Fatalities by VMT
Fatalities by VMT is a unit for assessing road traffic fatalities. This metric is computed by dividing the fatalities by the estimated VMT.
Usually, transport risk is computed by reference to the distance traveled by people, while for road traffic risk, only vehicle traveled distance is usually taken into account.
In the United-States, the unit is used as an aggregate in yearly federal publications, while its usage is more sporadic in other countries. For instance, it appears to compare different kind of roads in some publications as it had been computed on a fiver years period between 1995 and 2000.
In the United States, it is computed per 100 million miles traveled, while internationally it is computed in 100 million or 1 billion kilometers traveled.
According to the Minnesota Department of Public Safety, Office of Traffic Safety
Volume of traffic, or vehicle miles traveled (VMT), is a predictor of crash incidence. All other things being equal, as VMT increases, so will traffic crashes. The relationship may not be simple, however; after a point, increasing congestion leads to reduced speeds, hanging the proportion of crashes that occur at different severity levels.

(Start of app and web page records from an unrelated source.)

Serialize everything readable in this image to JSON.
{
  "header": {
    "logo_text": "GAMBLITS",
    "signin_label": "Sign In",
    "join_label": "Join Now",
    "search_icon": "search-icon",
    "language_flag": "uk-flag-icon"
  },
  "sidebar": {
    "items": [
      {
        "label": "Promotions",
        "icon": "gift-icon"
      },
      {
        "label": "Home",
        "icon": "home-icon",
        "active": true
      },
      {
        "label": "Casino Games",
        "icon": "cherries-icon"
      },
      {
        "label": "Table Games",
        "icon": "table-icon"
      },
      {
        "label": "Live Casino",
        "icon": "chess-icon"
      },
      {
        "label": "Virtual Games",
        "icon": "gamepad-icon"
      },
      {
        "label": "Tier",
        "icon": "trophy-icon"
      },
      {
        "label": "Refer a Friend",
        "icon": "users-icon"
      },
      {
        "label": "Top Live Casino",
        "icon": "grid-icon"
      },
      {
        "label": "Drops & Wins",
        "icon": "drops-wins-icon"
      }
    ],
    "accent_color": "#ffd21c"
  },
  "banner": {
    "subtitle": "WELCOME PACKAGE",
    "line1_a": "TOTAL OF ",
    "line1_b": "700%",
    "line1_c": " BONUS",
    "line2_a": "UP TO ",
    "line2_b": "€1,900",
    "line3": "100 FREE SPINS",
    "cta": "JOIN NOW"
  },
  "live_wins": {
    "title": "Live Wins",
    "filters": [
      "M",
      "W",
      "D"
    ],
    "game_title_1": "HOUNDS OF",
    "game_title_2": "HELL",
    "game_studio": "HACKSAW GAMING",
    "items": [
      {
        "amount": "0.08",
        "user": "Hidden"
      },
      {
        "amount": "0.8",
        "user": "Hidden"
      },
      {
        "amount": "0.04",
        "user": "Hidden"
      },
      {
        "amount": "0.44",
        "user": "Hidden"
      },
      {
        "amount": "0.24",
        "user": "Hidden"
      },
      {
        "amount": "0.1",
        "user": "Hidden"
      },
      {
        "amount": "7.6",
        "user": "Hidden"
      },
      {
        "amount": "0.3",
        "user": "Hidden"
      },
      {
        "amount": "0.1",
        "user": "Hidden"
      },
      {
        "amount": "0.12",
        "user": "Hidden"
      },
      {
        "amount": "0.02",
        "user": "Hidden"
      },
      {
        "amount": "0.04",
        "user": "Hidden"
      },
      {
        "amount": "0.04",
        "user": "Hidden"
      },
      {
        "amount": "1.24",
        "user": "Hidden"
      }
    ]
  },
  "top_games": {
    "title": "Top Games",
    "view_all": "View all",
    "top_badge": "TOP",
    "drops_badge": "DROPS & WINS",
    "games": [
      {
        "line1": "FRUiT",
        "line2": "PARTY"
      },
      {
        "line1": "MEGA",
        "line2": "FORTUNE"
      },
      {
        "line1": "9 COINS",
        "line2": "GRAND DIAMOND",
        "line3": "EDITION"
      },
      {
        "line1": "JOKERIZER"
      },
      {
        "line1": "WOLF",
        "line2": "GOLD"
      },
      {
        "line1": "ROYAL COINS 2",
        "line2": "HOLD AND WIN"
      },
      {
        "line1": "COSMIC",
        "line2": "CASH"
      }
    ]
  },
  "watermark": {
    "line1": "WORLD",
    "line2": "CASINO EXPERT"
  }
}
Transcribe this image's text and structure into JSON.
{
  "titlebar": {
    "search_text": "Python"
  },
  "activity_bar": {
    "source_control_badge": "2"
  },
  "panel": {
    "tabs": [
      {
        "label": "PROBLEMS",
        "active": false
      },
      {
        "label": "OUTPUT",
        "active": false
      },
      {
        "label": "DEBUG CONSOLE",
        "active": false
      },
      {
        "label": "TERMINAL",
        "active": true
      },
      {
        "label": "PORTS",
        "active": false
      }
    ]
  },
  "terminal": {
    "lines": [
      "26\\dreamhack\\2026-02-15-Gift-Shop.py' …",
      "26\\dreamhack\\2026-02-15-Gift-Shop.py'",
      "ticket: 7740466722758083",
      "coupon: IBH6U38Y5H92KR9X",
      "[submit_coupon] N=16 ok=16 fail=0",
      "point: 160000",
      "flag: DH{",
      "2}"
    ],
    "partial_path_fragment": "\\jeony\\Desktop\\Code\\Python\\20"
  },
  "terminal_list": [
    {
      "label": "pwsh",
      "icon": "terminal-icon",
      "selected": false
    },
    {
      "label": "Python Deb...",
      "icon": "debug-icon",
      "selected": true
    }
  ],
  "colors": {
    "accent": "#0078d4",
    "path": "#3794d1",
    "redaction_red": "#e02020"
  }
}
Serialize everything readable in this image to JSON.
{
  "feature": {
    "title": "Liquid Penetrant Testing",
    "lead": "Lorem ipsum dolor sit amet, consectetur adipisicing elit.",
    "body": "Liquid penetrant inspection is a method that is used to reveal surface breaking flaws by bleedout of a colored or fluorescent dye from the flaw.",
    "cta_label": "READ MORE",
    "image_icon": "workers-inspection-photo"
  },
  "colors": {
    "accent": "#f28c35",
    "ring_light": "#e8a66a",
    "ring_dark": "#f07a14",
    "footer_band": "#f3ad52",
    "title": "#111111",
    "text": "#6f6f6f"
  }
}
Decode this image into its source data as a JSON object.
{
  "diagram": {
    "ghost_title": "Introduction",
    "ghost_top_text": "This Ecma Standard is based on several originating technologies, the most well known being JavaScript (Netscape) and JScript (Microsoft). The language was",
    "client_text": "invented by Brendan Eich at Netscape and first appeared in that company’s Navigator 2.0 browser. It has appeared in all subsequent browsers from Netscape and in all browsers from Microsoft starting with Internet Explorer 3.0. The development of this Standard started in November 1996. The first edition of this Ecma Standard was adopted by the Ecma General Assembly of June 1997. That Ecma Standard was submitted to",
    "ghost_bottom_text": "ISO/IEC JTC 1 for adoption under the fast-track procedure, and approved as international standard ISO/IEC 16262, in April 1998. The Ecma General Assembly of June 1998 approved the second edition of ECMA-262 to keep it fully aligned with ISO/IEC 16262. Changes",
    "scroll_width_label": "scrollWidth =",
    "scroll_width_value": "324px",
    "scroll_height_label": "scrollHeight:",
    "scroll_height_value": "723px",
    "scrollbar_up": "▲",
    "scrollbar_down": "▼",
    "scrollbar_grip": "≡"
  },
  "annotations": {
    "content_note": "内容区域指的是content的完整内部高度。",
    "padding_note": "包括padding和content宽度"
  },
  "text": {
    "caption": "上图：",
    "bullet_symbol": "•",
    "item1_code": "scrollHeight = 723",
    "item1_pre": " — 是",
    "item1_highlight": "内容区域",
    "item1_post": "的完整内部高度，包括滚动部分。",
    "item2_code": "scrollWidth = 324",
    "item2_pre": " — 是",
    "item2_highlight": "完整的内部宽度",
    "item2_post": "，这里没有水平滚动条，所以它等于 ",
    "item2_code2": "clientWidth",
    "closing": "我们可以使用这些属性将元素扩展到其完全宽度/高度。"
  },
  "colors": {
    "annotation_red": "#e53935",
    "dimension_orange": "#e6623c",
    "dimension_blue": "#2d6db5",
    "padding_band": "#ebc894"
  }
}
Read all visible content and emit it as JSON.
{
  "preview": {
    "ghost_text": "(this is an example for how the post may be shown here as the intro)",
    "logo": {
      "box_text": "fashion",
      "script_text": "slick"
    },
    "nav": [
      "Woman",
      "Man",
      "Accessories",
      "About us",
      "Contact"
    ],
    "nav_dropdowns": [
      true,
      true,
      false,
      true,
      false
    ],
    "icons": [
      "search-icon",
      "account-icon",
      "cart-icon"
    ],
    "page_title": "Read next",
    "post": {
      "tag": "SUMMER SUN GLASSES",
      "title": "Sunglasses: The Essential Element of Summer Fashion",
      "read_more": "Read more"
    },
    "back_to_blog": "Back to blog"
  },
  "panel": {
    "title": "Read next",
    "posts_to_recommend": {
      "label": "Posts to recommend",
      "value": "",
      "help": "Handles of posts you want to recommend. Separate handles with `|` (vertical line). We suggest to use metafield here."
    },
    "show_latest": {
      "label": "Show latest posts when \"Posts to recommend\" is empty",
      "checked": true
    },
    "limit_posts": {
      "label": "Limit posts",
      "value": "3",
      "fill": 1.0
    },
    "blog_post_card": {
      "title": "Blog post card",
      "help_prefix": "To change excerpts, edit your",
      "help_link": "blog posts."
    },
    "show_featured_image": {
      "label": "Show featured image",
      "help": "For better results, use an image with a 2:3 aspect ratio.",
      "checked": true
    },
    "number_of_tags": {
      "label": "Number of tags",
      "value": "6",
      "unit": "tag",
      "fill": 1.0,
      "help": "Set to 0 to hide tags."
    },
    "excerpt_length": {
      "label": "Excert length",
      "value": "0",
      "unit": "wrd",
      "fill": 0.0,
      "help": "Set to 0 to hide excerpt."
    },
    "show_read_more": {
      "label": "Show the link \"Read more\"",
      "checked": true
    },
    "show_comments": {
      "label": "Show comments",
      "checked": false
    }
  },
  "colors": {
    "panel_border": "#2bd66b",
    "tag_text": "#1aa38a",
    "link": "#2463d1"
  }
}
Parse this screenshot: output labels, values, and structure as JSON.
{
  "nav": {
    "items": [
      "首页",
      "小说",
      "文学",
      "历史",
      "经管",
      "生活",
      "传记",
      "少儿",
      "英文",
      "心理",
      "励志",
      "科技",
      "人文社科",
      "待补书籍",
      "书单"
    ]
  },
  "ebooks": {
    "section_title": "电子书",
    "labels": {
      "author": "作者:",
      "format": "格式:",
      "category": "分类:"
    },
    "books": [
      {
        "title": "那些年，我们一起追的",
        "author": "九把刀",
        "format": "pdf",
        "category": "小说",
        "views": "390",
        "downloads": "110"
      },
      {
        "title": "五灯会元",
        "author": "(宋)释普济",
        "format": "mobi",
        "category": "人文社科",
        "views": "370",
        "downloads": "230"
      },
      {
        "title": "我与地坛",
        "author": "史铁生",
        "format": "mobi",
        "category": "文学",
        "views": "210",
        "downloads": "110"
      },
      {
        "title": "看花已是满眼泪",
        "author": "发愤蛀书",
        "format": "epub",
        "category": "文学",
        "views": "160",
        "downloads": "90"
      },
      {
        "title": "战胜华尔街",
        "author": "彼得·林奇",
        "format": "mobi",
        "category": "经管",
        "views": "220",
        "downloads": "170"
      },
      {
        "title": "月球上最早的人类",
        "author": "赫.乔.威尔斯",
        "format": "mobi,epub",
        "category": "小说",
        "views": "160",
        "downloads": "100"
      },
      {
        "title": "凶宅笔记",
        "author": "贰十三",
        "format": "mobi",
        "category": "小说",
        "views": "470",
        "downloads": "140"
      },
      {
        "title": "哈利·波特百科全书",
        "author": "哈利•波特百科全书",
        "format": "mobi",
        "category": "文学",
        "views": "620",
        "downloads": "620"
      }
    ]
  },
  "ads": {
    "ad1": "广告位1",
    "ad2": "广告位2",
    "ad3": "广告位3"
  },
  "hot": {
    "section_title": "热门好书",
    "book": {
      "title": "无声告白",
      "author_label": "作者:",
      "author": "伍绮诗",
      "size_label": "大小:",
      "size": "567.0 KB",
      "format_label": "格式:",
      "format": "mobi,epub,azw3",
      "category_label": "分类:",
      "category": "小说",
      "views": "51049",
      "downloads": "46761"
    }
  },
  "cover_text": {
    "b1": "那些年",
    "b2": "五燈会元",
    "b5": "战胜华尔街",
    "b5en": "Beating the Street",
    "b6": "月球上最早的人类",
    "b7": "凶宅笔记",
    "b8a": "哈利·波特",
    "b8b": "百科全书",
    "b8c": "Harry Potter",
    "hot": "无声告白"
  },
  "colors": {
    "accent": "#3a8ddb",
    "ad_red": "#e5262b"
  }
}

Energy efficiency in transport can be measured in L/100 km or miles per gallon (mpg). This can be normalized per vehicle, as in fuel economy in automobiles, or per seat, as for example in fuel economy in aircraft.
- "vehicle-km". Environmental Terminology Discovery Service. European Environment Agency. Retrieved 2008-10-06.
- Duden - Wörterbuch der Abkürzungen. Von Josef Werlin. 4., neu bearbeitete und erweiterte Auflage. Mannheim, Leipzig, Wien, Zürich: Dudenverlag 1999; http://www.duden.de/duden-suche/werke/abklex/000/012/kmt.12117.html
- Woxikon - http://abkuerzungen.woxikon.de/abkuerzung/kmt.php
- Directorate, OECD Statistics. "OECD Glossary of Statistical Terms - TEU-kilometre Definition". stats.oecd.org.
- Scheduled Passengers Carried, World Air Transport Statistics 51st Edition, IATA provides an example of transportation statistics